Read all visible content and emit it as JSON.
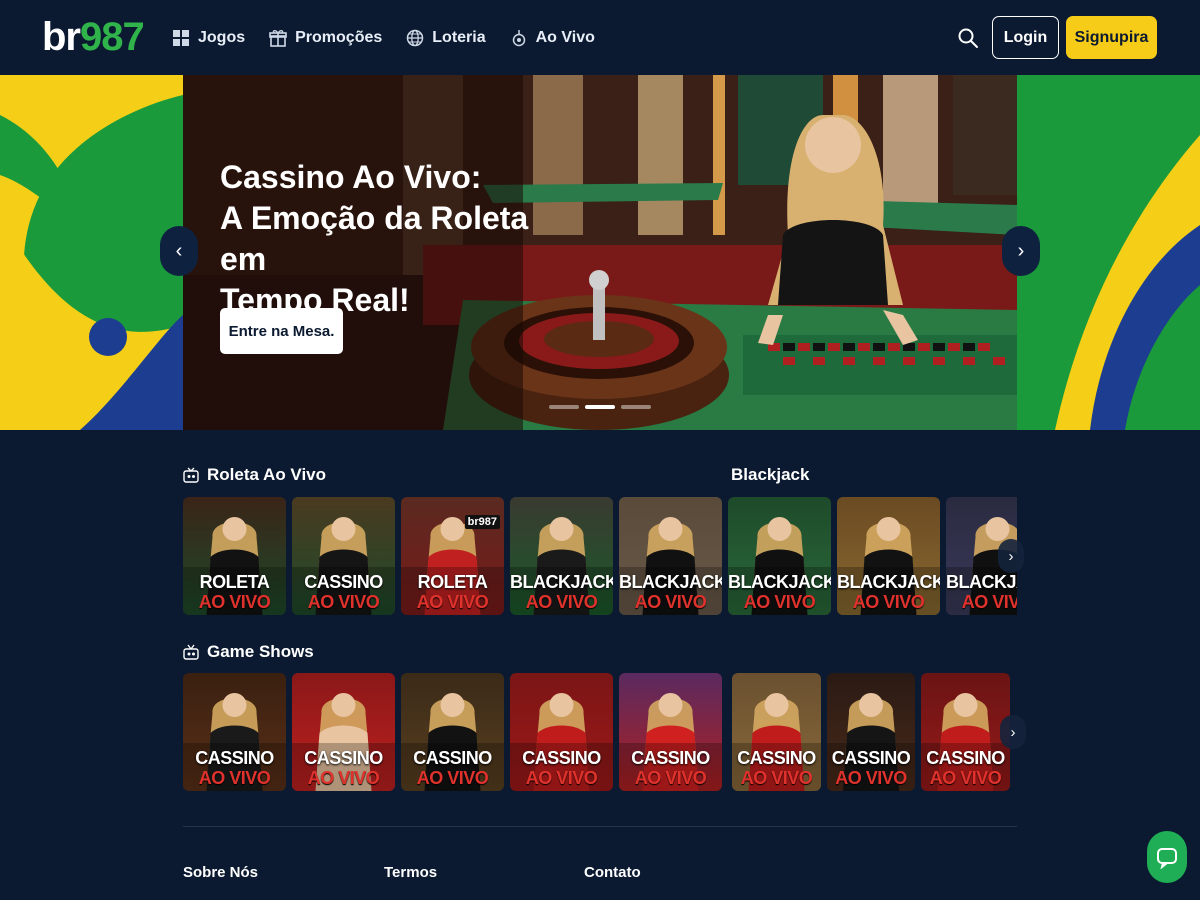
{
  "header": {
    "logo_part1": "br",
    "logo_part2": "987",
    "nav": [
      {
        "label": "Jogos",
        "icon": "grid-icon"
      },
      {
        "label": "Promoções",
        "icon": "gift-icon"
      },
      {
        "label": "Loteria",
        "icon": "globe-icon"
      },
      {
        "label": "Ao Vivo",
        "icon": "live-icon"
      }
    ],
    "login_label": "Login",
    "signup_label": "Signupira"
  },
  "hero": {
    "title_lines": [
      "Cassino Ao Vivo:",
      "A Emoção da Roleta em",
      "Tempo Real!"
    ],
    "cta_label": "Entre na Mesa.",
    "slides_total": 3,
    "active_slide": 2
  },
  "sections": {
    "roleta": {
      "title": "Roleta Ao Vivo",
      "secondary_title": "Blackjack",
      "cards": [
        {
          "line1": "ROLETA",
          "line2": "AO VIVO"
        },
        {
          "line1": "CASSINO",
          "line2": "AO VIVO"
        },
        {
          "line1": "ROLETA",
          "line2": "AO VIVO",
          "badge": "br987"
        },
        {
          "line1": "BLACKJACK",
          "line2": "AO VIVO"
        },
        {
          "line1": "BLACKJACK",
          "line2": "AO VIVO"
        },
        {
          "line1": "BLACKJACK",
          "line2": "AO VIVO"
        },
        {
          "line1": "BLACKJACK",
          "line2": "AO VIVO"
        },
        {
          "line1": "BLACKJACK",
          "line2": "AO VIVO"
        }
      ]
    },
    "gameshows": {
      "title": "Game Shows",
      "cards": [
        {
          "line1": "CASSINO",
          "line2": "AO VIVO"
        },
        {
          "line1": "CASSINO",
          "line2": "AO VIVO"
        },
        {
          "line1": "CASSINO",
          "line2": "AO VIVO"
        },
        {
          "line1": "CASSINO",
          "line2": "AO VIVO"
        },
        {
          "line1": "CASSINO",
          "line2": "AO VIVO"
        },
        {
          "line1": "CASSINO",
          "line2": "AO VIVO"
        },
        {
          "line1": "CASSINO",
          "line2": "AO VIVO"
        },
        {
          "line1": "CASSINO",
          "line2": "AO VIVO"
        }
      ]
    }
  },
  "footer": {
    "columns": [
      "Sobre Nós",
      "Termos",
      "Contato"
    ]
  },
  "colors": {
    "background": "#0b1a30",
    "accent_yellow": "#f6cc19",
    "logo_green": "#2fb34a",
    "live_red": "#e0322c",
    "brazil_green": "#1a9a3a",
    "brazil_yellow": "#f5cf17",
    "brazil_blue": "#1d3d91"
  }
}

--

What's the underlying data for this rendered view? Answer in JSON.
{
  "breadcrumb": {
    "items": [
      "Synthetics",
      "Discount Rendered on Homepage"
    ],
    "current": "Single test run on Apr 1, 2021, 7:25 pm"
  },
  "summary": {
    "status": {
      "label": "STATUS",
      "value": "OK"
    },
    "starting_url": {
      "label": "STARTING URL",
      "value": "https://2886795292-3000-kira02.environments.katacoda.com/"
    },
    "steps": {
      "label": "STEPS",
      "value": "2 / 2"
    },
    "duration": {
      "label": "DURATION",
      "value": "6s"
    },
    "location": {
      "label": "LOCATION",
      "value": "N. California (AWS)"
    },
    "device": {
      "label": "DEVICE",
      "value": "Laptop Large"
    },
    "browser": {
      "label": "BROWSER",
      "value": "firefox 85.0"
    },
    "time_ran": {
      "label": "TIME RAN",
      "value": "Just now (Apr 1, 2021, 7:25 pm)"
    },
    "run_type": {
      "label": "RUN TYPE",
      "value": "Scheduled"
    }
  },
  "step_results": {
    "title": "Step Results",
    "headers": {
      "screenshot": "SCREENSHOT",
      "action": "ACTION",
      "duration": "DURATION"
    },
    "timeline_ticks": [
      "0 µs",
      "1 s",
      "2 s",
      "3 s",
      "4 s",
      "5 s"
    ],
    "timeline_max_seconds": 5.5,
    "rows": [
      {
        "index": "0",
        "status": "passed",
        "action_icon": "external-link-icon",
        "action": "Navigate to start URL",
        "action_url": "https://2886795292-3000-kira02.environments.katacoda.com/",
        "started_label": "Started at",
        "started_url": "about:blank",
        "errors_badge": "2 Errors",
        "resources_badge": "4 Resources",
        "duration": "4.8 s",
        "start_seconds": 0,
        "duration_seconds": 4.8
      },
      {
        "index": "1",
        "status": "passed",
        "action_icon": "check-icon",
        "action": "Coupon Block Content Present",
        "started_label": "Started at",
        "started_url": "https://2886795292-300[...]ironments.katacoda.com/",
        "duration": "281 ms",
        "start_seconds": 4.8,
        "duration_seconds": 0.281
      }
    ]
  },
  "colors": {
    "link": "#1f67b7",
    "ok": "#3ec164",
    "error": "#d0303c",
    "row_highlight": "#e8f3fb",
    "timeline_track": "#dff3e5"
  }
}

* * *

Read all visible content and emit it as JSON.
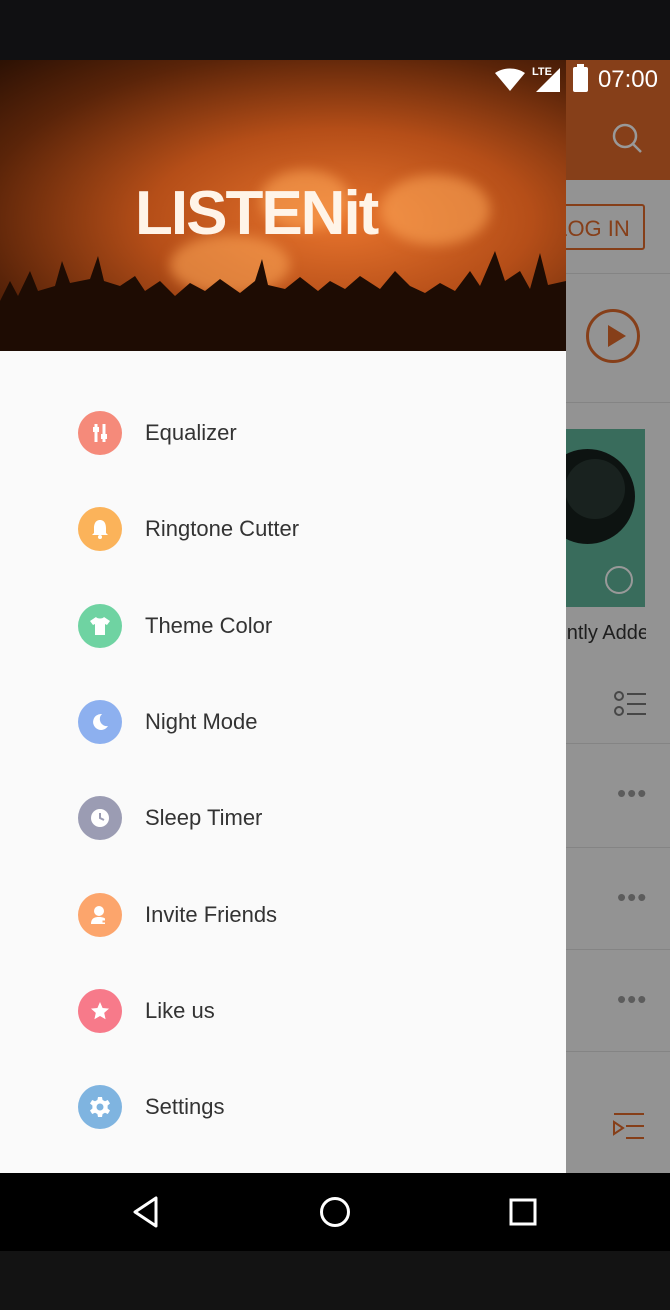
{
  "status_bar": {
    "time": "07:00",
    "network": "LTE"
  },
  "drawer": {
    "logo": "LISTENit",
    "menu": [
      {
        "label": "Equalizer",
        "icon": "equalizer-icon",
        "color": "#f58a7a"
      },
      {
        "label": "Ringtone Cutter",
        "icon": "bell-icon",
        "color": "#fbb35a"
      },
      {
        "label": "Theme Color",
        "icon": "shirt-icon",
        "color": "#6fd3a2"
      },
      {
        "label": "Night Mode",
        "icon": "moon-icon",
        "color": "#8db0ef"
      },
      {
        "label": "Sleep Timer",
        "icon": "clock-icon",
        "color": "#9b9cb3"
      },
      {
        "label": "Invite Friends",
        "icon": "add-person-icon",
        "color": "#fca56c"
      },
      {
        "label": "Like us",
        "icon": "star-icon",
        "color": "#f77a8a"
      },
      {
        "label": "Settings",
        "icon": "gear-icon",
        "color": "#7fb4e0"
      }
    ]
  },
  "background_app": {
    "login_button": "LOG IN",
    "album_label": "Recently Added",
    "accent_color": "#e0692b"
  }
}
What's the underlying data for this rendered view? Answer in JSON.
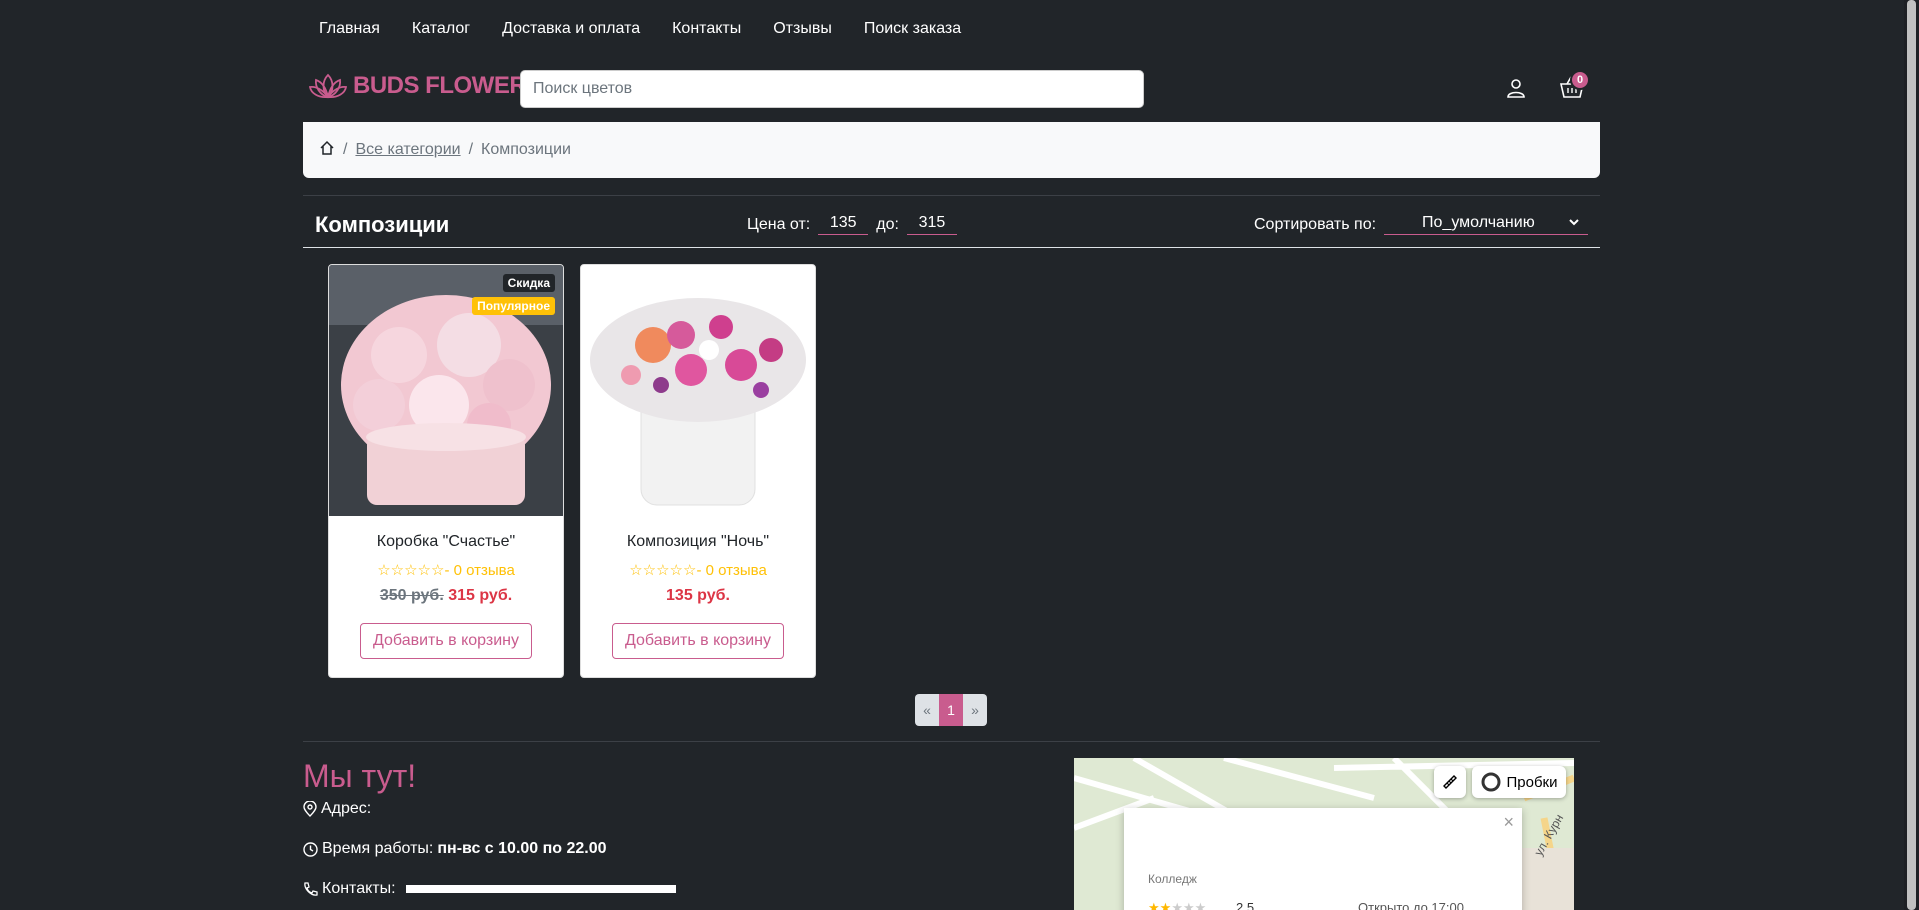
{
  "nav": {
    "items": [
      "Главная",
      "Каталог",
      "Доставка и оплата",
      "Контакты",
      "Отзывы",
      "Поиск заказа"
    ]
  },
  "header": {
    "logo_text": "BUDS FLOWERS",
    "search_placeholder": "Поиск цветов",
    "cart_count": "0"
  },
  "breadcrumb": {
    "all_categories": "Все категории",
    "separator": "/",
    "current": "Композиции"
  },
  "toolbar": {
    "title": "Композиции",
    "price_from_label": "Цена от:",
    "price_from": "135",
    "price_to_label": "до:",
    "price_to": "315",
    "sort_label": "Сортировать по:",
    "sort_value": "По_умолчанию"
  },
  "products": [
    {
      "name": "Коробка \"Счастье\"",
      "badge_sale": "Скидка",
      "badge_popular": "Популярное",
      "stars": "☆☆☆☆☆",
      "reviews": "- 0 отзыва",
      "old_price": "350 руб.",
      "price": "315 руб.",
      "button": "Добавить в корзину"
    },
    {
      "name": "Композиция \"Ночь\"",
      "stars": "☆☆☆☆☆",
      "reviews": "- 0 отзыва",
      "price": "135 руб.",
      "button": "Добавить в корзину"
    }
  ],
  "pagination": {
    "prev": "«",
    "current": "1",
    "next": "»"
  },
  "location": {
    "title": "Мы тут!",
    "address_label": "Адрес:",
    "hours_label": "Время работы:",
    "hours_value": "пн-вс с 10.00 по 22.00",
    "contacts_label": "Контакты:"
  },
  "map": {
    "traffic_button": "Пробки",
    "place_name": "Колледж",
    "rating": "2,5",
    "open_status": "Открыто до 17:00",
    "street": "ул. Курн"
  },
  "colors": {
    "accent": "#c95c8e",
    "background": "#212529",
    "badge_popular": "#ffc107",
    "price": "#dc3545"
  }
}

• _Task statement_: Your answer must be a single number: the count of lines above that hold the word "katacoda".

• _Answer area_: 3